[Entries taken from a collection]
• • • •
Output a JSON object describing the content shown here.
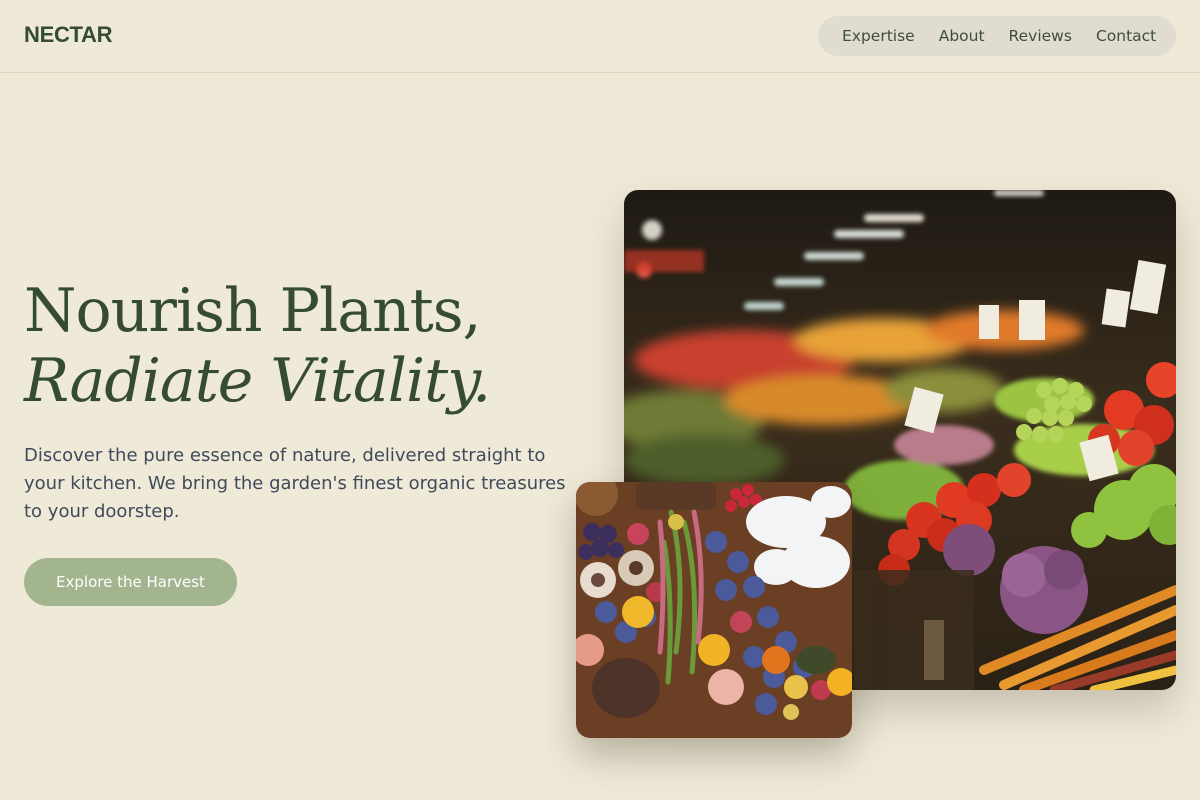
{
  "header": {
    "brand": "NECTAR",
    "nav": [
      "Expertise",
      "About",
      "Reviews",
      "Contact"
    ]
  },
  "hero": {
    "headline_line1": "Nourish Plants,",
    "headline_line2": "Radiate Vitality.",
    "lead": "Discover the pure essence of nature, delivered straight to your kitchen. We bring the garden's finest organic treasures to your doorstep.",
    "cta_label": "Explore the Harvest"
  },
  "images": {
    "market_alt": "Produce market stall with vegetables and fruit",
    "spread_alt": "Assorted fruits and vegetables on a table"
  },
  "colors": {
    "background": "#efe9d8",
    "brand_green": "#354b32",
    "cta_green": "#a3b58e",
    "nav_pill": "#e0dcd0"
  }
}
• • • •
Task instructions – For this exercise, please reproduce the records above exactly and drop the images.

Solution for this problem –
Output a JSON object describing the content shown here.
{
  "header": {
    "brand": "NECTAR",
    "nav": [
      "Expertise",
      "About",
      "Reviews",
      "Contact"
    ]
  },
  "hero": {
    "headline_line1": "Nourish Plants,",
    "headline_line2": "Radiate Vitality.",
    "lead": "Discover the pure essence of nature, delivered straight to your kitchen. We bring the garden's finest organic treasures to your doorstep.",
    "cta_label": "Explore the Harvest"
  },
  "images": {
    "market_alt": "Produce market stall with vegetables and fruit",
    "spread_alt": "Assorted fruits and vegetables on a table"
  },
  "colors": {
    "background": "#efe9d8",
    "brand_green": "#354b32",
    "cta_green": "#a3b58e",
    "nav_pill": "#e0dcd0"
  }
}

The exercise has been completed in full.